• THE PROBLEM:
Nothing in the records may be left out or altered; reproduce them all exactly.

(DATA RECORDS begins)

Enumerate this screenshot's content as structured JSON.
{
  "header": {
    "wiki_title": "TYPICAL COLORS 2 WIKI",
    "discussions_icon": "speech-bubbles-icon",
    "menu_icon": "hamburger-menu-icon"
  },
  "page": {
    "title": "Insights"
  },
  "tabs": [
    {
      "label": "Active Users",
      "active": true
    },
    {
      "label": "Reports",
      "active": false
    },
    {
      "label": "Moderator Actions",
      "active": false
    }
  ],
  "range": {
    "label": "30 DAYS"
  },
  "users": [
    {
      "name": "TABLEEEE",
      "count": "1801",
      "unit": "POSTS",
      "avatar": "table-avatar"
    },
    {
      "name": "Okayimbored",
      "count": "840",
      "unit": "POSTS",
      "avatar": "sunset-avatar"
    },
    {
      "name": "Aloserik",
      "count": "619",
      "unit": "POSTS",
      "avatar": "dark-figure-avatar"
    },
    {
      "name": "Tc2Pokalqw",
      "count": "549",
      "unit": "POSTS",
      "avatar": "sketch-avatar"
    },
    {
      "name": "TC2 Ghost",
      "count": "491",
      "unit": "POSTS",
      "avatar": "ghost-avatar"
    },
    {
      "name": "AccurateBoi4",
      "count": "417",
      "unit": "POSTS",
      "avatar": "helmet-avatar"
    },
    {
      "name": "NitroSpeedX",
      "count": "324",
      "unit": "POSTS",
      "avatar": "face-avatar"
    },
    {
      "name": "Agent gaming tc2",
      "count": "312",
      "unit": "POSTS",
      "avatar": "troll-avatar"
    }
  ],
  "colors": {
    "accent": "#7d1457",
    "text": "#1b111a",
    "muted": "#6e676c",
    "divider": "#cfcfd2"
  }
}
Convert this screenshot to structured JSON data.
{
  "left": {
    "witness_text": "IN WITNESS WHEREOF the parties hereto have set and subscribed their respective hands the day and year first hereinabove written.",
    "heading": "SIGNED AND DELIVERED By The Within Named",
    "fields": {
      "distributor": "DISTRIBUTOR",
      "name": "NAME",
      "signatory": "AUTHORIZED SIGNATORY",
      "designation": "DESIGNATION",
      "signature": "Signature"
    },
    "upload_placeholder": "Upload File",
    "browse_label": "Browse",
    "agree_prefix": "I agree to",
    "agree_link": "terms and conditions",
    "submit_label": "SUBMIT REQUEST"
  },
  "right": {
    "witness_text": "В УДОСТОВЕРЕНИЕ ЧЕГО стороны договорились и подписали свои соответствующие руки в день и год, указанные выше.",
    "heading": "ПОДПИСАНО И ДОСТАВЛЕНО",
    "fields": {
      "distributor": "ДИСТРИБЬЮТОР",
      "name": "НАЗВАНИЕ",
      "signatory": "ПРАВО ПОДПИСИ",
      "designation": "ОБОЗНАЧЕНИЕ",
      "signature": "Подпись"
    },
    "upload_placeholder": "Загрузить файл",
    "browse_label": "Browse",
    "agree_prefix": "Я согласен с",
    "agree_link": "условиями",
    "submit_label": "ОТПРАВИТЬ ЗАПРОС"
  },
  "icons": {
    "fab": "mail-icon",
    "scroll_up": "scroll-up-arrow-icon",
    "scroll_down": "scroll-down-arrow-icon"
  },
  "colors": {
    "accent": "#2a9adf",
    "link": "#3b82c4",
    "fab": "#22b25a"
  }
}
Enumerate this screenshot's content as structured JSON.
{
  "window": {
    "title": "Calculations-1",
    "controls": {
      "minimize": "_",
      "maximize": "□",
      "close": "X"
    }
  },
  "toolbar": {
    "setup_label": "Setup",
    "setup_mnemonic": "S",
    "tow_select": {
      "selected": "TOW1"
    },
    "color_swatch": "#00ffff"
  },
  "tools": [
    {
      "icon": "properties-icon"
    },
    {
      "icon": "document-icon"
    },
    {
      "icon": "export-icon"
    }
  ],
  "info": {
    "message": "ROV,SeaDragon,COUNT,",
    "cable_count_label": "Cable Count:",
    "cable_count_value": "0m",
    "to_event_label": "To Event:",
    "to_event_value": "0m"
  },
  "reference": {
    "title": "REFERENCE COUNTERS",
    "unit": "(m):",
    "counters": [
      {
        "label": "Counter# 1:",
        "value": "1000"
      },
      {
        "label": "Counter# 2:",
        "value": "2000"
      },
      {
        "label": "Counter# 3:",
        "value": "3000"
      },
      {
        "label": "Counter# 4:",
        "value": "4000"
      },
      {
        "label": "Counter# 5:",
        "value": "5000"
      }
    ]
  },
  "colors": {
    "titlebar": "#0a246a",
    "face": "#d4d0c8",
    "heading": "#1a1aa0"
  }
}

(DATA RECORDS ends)

• EXERCISE RESULT:
Enumerate this screenshot's content as structured JSON.
{
  "header": {
    "wiki_title": "TYPICAL COLORS 2 WIKI",
    "discussions_icon": "speech-bubbles-icon",
    "menu_icon": "hamburger-menu-icon"
  },
  "page": {
    "title": "Insights"
  },
  "tabs": [
    {
      "label": "Active Users",
      "active": true
    },
    {
      "label": "Reports",
      "active": false
    },
    {
      "label": "Moderator Actions",
      "active": false
    }
  ],
  "range": {
    "label": "30 DAYS"
  },
  "users": [
    {
      "name": "TABLEEEE",
      "count": "1801",
      "unit": "POSTS",
      "avatar": "table-avatar"
    },
    {
      "name": "Okayimbored",
      "count": "840",
      "unit": "POSTS",
      "avatar": "sunset-avatar"
    },
    {
      "name": "Aloserik",
      "count": "619",
      "unit": "POSTS",
      "avatar": "dark-figure-avatar"
    },
    {
      "name": "Tc2Pokalqw",
      "count": "549",
      "unit": "POSTS",
      "avatar": "sketch-avatar"
    },
    {
      "name": "TC2 Ghost",
      "count": "491",
      "unit": "POSTS",
      "avatar": "ghost-avatar"
    },
    {
      "name": "AccurateBoi4",
      "count": "417",
      "unit": "POSTS",
      "avatar": "helmet-avatar"
    },
    {
      "name": "NitroSpeedX",
      "count": "324",
      "unit": "POSTS",
      "avatar": "face-avatar"
    },
    {
      "name": "Agent gaming tc2",
      "count": "312",
      "unit": "POSTS",
      "avatar": "troll-avatar"
    }
  ],
  "colors": {
    "accent": "#7d1457",
    "text": "#1b111a",
    "muted": "#6e676c",
    "divider": "#cfcfd2"
  }
}
Convert this screenshot to structured JSON data.
{
  "left": {
    "witness_text": "IN WITNESS WHEREOF the parties hereto have set and subscribed their respective hands the day and year first hereinabove written.",
    "heading": "SIGNED AND DELIVERED By The Within Named",
    "fields": {
      "distributor": "DISTRIBUTOR",
      "name": "NAME",
      "signatory": "AUTHORIZED SIGNATORY",
      "designation": "DESIGNATION",
      "signature": "Signature"
    },
    "upload_placeholder": "Upload File",
    "browse_label": "Browse",
    "agree_prefix": "I agree to",
    "agree_link": "terms and conditions",
    "submit_label": "SUBMIT REQUEST"
  },
  "right": {
    "witness_text": "В УДОСТОВЕРЕНИЕ ЧЕГО стороны договорились и подписали свои соответствующие руки в день и год, указанные выше.",
    "heading": "ПОДПИСАНО И ДОСТАВЛЕНО",
    "fields": {
      "distributor": "ДИСТРИБЬЮТОР",
      "name": "НАЗВАНИЕ",
      "signatory": "ПРАВО ПОДПИСИ",
      "designation": "ОБОЗНАЧЕНИЕ",
      "signature": "Подпись"
    },
    "upload_placeholder": "Загрузить файл",
    "browse_label": "Browse",
    "agree_prefix": "Я согласен с",
    "agree_link": "условиями",
    "submit_label": "ОТПРАВИТЬ ЗАПРОС"
  },
  "icons": {
    "fab": "mail-icon",
    "scroll_up": "scroll-up-arrow-icon",
    "scroll_down": "scroll-down-arrow-icon"
  },
  "colors": {
    "accent": "#2a9adf",
    "link": "#3b82c4",
    "fab": "#22b25a"
  }
}
Enumerate this screenshot's content as structured JSON.
{
  "window": {
    "title": "Calculations-1",
    "controls": {
      "minimize": "_",
      "maximize": "□",
      "close": "X"
    }
  },
  "toolbar": {
    "setup_label": "Setup",
    "setup_mnemonic": "S",
    "tow_select": {
      "selected": "TOW1"
    },
    "color_swatch": "#00ffff"
  },
  "tools": [
    {
      "icon": "properties-icon"
    },
    {
      "icon": "document-icon"
    },
    {
      "icon": "export-icon"
    }
  ],
  "info": {
    "message": "ROV,SeaDragon,COUNT,",
    "cable_count_label": "Cable Count:",
    "cable_count_value": "0m",
    "to_event_label": "To Event:",
    "to_event_value": "0m"
  },
  "reference": {
    "title": "REFERENCE COUNTERS",
    "unit": "(m):",
    "counters": [
      {
        "label": "Counter# 1:",
        "value": "1000"
      },
      {
        "label": "Counter# 2:",
        "value": "2000"
      },
      {
        "label": "Counter# 3:",
        "value": "3000"
      },
      {
        "label": "Counter# 4:",
        "value": "4000"
      },
      {
        "label": "Counter# 5:",
        "value": "5000"
      }
    ]
  },
  "colors": {
    "titlebar": "#0a246a",
    "face": "#d4d0c8",
    "heading": "#1a1aa0"
  }
}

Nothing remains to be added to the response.